“I’m nervous, I’m scared that I’m going to get lost today because I don’t really know the school like that,” Watler said. “I’m really excited, happy to make friends and meet the teachers.”

Freshman Gabriel Gore is also nervous, but eager to see his friends for the first time in a year.

“With the virtual [classes] I couldn’t give my friends a hug or a high-five,” Gore said.

The district adopted its own COVID protocols ahead of new guidance the state announced last week. Despite the state’s decision not to mandate masks, Hopewell is requiring masks for all students while indoors regardless of their vaccination status. They have special masks for activities like band and have face shields on hand, too, if students and staff prefer to wear them.

“I feel very, very strongly that until our children have access to the vaccine, we’ve gotta be safe,” said Melody Hackney, Superintendent for Hopewell City Public Schools.  “And we’d rather be safe than sorry.”

sign about social distancing
Photo: Crixell Matthews/VPM News

Hopewell is also requiring social distancing: six feet between staff and students and three feet between students. Students will have assigned seats in the cafeteria, although they get to choose that seat.

“We don’t want to put kids somewhere where they really don’t want to be,” Hopewell High School assistant principal Larry Cherry said. “It’s going to take some getting used to for the kids, because lunch is a time that we know they want to communicate with their friends and socialize.
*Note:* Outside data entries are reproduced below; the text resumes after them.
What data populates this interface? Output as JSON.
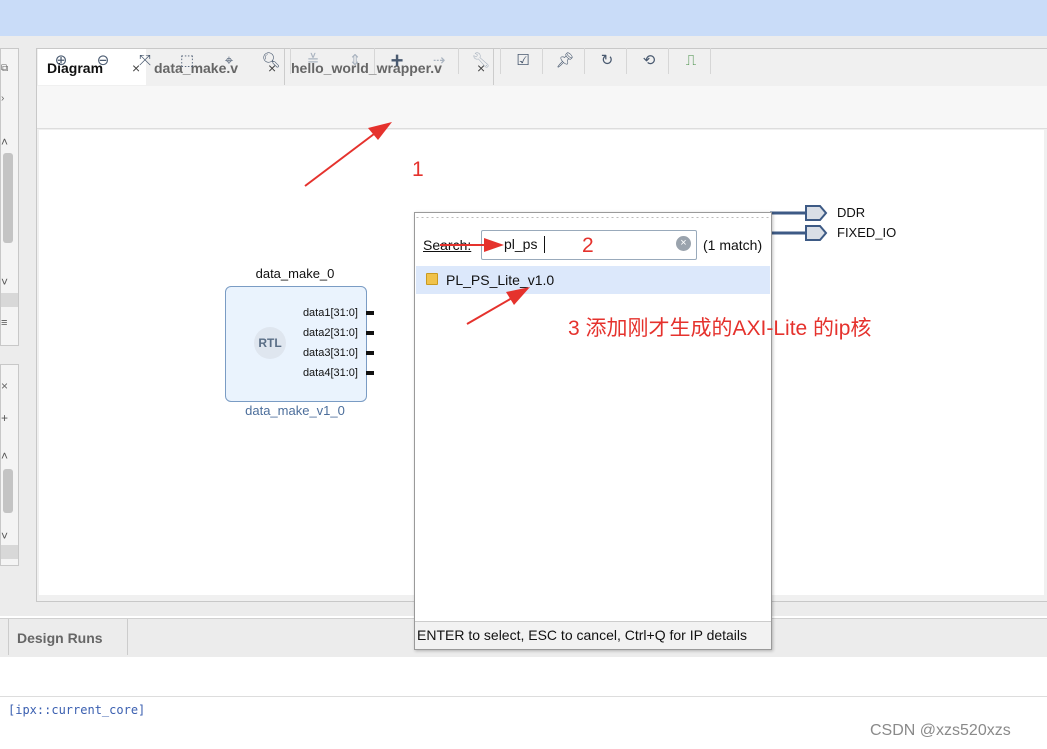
{
  "tabs": [
    {
      "label": "Diagram",
      "close": "×"
    },
    {
      "label": "data_make.v",
      "close": "×"
    },
    {
      "label": "hello_world_wrapper.v",
      "close": "×"
    }
  ],
  "toolbar_icons": [
    "zoom-in-icon",
    "zoom-out-icon",
    "fit-view-icon",
    "zoom-selection-icon",
    "auto-connect-icon",
    "search-icon",
    "collapse-icon",
    "expand-icon",
    "add-ip-icon",
    "make-connection-icon",
    "properties-icon",
    "validate-icon",
    "pin-icon",
    "regenerate-icon",
    "optimize-routing-icon",
    "debug-icon"
  ],
  "block": {
    "instance_name": "data_make_0",
    "logo": "RTL",
    "module_name": "data_make_v1_0",
    "ports": [
      "data1[31:0]",
      "data2[31:0]",
      "data3[31:0]",
      "data4[31:0]"
    ]
  },
  "external_ports": [
    "DDR",
    "FIXED_IO"
  ],
  "popup": {
    "search_label": "Search:",
    "search_value": "pl_ps",
    "match_count": "(1 match)",
    "results": [
      "PL_PS_Lite_v1.0"
    ],
    "footer": "ENTER to select, ESC to cancel, Ctrl+Q for IP details"
  },
  "annotations": {
    "step1": "1",
    "step2": "2",
    "step3": "3 添加刚才生成的AXI-Lite 的ip核"
  },
  "bottom_tab": "Design Runs",
  "console_text": "[ipx::current_core]",
  "watermark": "CSDN @xzs520xzs",
  "colors": {
    "annotation": "#e5322d",
    "selection": "#dce8fb",
    "port_line": "#3d5a85"
  }
}
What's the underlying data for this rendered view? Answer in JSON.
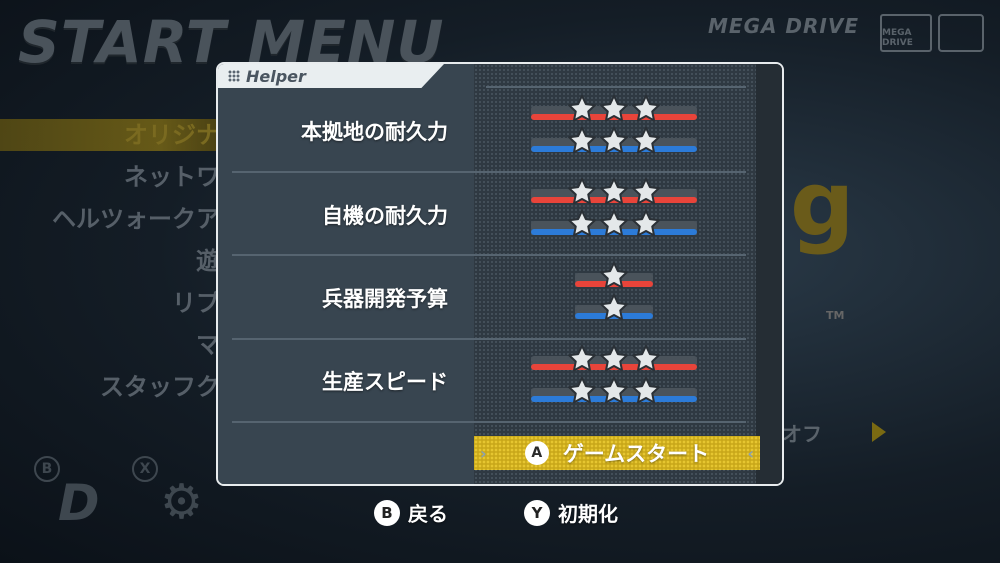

We’re just going to put some structure to it.”

Cherry said the school is holding six 20-minute lunches instead of three longer lunches, so fewer students are in the cafeteria at the same time.  What lunches look like may vary from school to school in the district, with some requiring students to eat lunches in classrooms according to district spokesperson Byron Davis.

“I had it already on the board: wherever you decide to sit today, this is going to be your seat for the semester,” said Tara Henry, a special education teacher at Hopewell High School. “They were just standing for a minute and so I said, ‘OK, I understand you want to wait and see who shows up.’”

Assistant Superintendent for Instruction Jay McClain says he expects other local districts to keep a close eye on them while planning for the transition back to in-person classes.

“There’s going to be folks kind of seeing how things are going in Hopewell, and if there are things that are able to apply when they have their students back,” McClain said.

Editor's note: This article was updated to clarify that students may select their assigned seats.